Growing a new hope across Africa
"You cannot carry out fundamental change without a certain degree of madness... The courage to turn your back on the old formulas, the courage to invent the future."
- Thomas Sankara, president Burkina Faso 1985
The deserts of northern Africa are spreading. A dry tide steadily swallowing the lands on the edges of the Sahara and Sahel. This is not a new phenomenon. We know that centuries ago those now sandy expanses were green and growing. but a shift in the Earth’s axis about 5000 years ago seems to have started the desertification process. in recent years human activity on local and global scales have speeded up the spread of the sand.
Now, with a quiet, graceful determination, communities across the southern edge of that growing desert are fighting back. Not with concrete and modern technologies but with spades and seeds and hope.
The Great Green Wall is an African-led movement with an epic ambition to grow an 8,000km natural wonder of the world across the entire width of Africa.*
A decade in and roughly 15% underway, the initiative is already bringing life back to Africa’s degraded landscapes at an unprecedented scale, providing food security, jobs and a reason to stay for the millions who live along its path.
The Wall promises to be a compelling solution to the many urgent threats not only facing the African Continent, but the global community as a whole – notably climate change, drought, famine, conflict and migration.
Once complete, the Great Green Wall will be the largest living structure on the planet, 3 times the size of the Great Barrier Reef.
The Great Green Wall is taking root in Africa's Sahel region, at the southern edge of the Sahara desert - one of the poorest places on the planet.
More than anywhere else on Earth, the Sahel is on the frontline of climate change and millions of locals are already facing its devastating impact. Persistent droughts, lack of food, conflicts over dwindling natural resources, and mass migration to Europe are just some of the many consequences.
Yet, communities from Senegal in the West to Djibouti in the East are fighting back.
Since the birth of the initiative in 2007, life has started coming back to the land, bringing improved food security, jobs and stability to people’s lives.
From the original 11 countries that signed up to the initiative, today there is an ever expanding group of more than 20 countries across Africa who have joined this truly Pan-African movement."

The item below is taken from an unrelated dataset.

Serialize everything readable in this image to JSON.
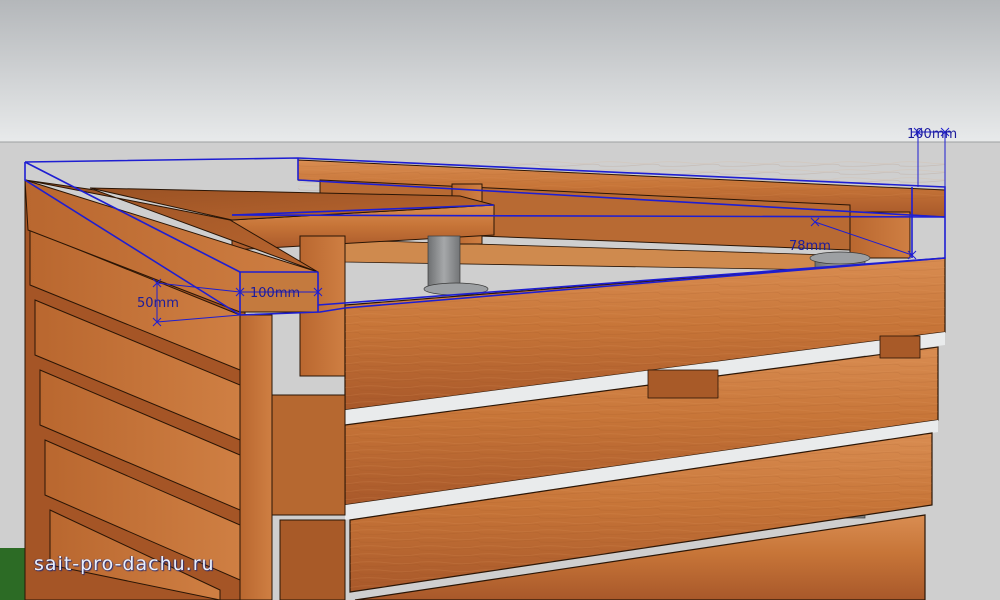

This is not just a tree planting project. It is bigger, more dramatic, more dynamic and subtler than that. Slowly, the idea of the Great Green Wall has changed into a program centred around indigenous land use techniques, not planting a thin strip of forest on the edge of a desert but creating a living belt of renewed land: part woodland, part grassland savannah, part farmland
The effective nature of the GGW grew out of local people’s knowledge of land and agriculture. Foreign experts thought the whole thing wouldn’t work, couldn’t work but quietly, gently, determinedly, villages started greening their own land. There is still a long way to go, a lot of trees to seed but the Great Green Wall is a promising line on the horizon of tomorrow.
* extract from The Great Green Wall website: please visit them and find out more! https://www.greatgreenwall.org/about-great-green-wall
This article about the international reluctance to accept the GGW initiative and its evolution into its current form is very interesting and inspiring: https://www.smithsonianmag.com/science-nature/great-green-wall-stop-desertification-not-so-much-180960171/
Thanks to our friends at the Faith for the Earth initiative for reminding us of the Great Green Wall and for supporting projects like this around the world.
Photos: images come from the GGW press pack
CelebrationEarth! tends to concentrate on groups, people and projects based in UK. Like an albatross cruising across the Southern Ocean, to celebrate the world around us, of course, knows no boundaries so we are sharing information about other projects that we hope will inspire people here in UK